So this weekend I was at the University of Birmingham, doing a teacher keynote / highlight spot at the first running of an event called Teachmeet Geography Icons.
It follows the successful Teachmeet History Icons. I first signed up as a presenter at the actual 'Teachmeety' bit, which is lots of short presentations by teachers usually, and which lasts for 5 minutes or so per person.
 I shared my presentation in the previous post.

My first Teachmeet was in 2008 in Glasgow, hosted by Ewan McIntosh, and held at the SECC: 'Armadillo' building. I remember the presentation that Ollie Bray gave while going up the escalator in the foyer. 

One of the things that I mentioned was the role of TES Resources in the potential 'theft' of resources from teachers.
Michael Shaw from TES Resources was asked to respond.
Here is the text of some tweets that he sent me in advance of the event - where he outlined what TES Resources are going to do to reduce the problems that have been happening.

Michael Shaw – Director, TES Resources

Thanks for the excellent question. It frustrates me more than anyone when we find resources on TES that are plagiarised or infringe copyright. So here are a few recent things we’ve been doing.

We’ve toughened up our takedown policies, and made it clear that we will now not just ban uploaders we catch, we’ll also be ready to extract payments from their balances to make it clear plagiarism doesn’t pay.

There are real consequences for uploaders who do copy materials (as it happens, we banned a geography teacher very recently). Some teachers have then lost their jobs when their schools have been informed.

We’ve introduced a new TES Author’s Code spelling out more simply our Ts&Cs on this - and added that we want authors to be actively involved in reporting others they think are damaging the reputation of the community.

We’re also developing further tech and data work to spot material that has been uploaded previously, to help us intervene earlier.
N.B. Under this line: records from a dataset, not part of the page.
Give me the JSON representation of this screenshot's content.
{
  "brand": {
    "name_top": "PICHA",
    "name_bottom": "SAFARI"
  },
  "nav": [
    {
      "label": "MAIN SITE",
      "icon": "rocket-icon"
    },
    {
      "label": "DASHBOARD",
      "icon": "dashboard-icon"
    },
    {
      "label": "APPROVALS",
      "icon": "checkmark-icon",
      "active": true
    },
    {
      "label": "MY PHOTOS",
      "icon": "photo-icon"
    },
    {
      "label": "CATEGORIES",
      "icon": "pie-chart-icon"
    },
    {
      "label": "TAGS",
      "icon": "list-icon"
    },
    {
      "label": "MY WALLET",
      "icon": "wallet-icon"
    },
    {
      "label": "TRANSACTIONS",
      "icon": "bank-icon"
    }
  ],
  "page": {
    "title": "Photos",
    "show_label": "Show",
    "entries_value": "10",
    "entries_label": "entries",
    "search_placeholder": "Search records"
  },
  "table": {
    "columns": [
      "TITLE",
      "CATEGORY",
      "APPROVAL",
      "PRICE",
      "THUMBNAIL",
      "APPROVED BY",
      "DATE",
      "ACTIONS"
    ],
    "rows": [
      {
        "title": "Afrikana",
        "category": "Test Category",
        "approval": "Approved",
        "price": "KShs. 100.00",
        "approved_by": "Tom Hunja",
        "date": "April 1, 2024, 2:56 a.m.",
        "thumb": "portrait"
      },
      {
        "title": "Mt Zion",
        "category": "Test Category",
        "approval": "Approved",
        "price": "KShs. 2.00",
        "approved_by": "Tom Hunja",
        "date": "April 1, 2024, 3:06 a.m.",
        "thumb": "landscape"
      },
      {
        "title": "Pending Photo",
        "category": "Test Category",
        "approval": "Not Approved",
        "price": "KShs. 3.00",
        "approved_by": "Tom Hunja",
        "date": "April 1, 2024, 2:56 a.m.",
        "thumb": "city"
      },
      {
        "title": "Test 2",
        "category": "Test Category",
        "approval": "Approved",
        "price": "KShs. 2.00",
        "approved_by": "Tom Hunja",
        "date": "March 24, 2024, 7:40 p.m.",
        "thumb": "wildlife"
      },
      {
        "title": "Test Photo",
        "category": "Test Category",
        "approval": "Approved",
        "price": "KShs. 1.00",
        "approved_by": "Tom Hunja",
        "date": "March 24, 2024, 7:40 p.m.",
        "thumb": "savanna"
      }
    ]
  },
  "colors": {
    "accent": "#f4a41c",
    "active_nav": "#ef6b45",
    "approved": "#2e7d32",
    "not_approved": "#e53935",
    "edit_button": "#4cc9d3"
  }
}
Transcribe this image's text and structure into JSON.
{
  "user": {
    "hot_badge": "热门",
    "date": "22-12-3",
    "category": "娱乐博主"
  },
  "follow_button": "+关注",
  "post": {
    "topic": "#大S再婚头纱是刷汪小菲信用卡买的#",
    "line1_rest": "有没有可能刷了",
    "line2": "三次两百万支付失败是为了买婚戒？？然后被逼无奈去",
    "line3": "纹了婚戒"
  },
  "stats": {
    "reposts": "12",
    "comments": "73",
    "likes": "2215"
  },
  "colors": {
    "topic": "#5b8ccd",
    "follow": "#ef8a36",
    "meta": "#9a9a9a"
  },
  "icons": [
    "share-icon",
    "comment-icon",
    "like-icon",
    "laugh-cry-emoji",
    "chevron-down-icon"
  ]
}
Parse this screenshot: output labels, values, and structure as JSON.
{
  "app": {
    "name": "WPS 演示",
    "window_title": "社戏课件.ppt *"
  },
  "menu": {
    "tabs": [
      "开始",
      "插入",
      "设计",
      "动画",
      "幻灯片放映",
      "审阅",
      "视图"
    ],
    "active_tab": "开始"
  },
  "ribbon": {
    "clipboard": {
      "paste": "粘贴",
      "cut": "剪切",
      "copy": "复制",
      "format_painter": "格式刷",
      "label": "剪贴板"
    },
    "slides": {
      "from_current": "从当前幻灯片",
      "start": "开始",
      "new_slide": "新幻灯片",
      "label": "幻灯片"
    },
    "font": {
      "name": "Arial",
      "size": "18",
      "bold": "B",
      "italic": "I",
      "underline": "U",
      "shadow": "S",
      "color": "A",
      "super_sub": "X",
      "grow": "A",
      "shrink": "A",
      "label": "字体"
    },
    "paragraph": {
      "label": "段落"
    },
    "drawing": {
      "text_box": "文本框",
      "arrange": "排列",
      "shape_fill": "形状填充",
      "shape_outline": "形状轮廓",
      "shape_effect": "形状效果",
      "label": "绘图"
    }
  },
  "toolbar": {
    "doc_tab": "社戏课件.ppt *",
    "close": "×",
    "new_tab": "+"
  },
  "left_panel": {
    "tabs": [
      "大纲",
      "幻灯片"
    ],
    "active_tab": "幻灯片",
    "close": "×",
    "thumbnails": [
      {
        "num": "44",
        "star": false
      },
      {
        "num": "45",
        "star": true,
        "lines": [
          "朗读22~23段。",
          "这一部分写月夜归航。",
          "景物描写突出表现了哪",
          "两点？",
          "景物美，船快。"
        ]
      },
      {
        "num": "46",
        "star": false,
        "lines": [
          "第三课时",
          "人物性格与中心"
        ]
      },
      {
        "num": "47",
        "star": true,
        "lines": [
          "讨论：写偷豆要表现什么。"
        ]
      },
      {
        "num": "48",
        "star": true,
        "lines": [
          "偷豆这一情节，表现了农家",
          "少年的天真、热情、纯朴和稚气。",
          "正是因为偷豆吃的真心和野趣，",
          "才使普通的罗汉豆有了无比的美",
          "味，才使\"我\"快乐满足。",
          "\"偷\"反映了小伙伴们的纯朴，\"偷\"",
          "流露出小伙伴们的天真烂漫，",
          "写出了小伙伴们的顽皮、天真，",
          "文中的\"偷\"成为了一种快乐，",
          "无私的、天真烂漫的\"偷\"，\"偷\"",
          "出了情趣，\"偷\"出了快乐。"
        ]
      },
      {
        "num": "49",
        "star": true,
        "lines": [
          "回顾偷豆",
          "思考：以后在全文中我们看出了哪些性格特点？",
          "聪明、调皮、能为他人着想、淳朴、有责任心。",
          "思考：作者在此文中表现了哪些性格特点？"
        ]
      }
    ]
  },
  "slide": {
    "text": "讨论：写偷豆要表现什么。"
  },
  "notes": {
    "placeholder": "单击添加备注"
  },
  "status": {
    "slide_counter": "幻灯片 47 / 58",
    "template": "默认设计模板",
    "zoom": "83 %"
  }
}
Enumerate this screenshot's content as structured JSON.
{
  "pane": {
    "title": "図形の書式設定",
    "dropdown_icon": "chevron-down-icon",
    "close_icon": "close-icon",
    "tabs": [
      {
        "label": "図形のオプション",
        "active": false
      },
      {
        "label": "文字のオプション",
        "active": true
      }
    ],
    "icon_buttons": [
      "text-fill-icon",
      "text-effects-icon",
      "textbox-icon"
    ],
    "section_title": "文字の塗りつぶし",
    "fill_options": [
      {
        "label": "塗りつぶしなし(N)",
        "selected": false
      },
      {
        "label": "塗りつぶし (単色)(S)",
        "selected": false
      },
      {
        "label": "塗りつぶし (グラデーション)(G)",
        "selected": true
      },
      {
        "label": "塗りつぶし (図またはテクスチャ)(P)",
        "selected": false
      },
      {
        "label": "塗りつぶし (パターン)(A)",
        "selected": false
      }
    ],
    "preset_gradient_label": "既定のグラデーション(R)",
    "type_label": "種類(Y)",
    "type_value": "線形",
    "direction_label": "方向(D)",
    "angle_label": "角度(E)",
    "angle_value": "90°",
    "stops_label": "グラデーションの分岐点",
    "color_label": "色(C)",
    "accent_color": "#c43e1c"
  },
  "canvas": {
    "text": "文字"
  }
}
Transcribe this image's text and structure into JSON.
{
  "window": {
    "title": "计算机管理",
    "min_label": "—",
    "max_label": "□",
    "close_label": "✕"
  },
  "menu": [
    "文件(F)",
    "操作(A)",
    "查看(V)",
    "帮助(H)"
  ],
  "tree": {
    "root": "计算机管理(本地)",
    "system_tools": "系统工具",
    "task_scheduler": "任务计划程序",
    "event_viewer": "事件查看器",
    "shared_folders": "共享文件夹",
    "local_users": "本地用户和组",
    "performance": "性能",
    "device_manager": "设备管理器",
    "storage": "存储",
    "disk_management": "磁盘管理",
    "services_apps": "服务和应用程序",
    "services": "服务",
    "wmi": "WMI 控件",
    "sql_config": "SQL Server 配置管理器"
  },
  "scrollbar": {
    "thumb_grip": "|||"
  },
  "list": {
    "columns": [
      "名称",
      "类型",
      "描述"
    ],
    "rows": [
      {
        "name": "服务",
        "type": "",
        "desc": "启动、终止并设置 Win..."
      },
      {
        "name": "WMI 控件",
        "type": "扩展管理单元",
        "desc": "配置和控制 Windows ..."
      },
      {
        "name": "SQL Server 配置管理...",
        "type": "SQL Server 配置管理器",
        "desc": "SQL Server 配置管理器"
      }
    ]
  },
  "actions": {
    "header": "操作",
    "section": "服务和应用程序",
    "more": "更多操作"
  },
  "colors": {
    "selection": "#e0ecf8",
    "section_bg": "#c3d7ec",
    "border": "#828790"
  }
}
And the new content team we’re setting up this summer will be exploring other ways to work with teacher subject experts that should help flag them.

But - and here’s the caveat - we’re not psychic (nor have secret access to every teacher's hard drive). I’ve adjudicated in a handful of cases where the complaints involved teachers whose material was copied by teachers they’d taught alongside in the same school.

However, the advantage we have over things like schools' VLEs, private Dropbox folders, and private sharing via WhatsApp groups is all the resources on TES are out in the open. So if they are copied, that can be spotted, and the uploader dealt with.

Hope that helps! Thank you for inviting me to respond.

There are also some questions that I wanted the delegates to answer.
I set up some Mentimeter Polls, but realised at lunchtime that I'd set them up too early, and so they'd expired - I'll wake them up again and insert them into the document below.

Here's the questions that I asked folks to fill in. Please contribute if you can, even if you weren't at the event...